- **What you will do**
In the entries that follow, how many lines include the string "Chapter"? The answer is the number only.

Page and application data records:
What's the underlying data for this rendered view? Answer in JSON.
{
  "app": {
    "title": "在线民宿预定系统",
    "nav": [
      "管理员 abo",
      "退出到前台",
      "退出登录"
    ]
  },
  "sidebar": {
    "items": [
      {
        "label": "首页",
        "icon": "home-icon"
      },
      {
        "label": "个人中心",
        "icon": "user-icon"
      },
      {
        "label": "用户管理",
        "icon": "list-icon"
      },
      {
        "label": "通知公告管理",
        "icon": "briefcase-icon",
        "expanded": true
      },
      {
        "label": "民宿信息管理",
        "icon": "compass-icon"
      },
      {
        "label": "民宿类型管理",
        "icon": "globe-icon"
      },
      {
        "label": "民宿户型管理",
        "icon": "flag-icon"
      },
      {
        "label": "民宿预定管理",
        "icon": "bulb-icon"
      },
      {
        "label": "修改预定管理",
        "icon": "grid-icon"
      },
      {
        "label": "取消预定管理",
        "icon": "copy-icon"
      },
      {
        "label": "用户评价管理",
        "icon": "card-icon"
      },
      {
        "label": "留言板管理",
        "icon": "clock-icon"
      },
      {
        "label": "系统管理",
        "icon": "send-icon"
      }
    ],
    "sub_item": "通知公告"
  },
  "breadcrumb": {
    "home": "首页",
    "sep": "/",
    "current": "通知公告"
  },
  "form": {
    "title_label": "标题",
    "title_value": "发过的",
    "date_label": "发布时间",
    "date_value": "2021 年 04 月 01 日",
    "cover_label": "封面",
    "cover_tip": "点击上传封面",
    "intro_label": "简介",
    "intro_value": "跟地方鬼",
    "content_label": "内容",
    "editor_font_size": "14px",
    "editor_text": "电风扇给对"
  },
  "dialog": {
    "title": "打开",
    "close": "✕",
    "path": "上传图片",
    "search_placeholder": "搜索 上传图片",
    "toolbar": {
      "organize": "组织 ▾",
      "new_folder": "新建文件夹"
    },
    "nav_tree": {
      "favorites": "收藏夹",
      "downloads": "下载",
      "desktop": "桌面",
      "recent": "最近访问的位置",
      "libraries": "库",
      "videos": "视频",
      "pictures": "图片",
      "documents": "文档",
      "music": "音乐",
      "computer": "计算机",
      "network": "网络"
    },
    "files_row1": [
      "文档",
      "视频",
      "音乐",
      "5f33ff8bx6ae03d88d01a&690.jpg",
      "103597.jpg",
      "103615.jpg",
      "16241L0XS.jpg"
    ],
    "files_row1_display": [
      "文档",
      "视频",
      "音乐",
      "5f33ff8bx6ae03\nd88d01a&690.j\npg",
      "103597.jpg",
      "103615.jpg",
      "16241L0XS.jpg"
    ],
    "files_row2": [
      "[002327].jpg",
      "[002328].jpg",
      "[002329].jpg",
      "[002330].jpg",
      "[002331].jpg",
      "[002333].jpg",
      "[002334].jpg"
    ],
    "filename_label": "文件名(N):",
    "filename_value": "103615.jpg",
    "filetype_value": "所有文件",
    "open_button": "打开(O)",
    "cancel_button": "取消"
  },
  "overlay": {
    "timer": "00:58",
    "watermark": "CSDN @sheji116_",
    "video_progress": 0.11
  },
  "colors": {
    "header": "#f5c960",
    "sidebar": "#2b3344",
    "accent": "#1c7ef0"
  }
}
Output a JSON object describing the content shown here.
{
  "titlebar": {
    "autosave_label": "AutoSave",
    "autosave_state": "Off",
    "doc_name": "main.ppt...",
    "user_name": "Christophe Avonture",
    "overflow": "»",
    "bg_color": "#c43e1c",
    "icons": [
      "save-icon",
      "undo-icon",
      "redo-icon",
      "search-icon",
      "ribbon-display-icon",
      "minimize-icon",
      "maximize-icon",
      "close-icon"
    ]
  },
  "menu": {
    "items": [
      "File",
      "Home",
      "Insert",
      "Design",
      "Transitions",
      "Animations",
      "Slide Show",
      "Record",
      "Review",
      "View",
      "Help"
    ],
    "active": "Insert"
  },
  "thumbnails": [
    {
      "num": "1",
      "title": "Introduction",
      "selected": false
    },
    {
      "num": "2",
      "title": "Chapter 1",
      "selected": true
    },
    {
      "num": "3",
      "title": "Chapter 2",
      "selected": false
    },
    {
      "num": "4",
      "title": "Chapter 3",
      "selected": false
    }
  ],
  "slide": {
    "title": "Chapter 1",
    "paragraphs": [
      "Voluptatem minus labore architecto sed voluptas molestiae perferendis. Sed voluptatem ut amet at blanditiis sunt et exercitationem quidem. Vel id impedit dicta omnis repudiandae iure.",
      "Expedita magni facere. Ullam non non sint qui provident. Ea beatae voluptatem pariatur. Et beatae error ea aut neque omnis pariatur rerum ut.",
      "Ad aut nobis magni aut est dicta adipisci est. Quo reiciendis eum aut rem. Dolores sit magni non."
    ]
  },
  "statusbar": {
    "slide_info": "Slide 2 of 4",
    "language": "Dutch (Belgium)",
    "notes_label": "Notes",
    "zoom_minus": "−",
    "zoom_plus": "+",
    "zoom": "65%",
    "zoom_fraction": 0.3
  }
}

- **Written answer**
4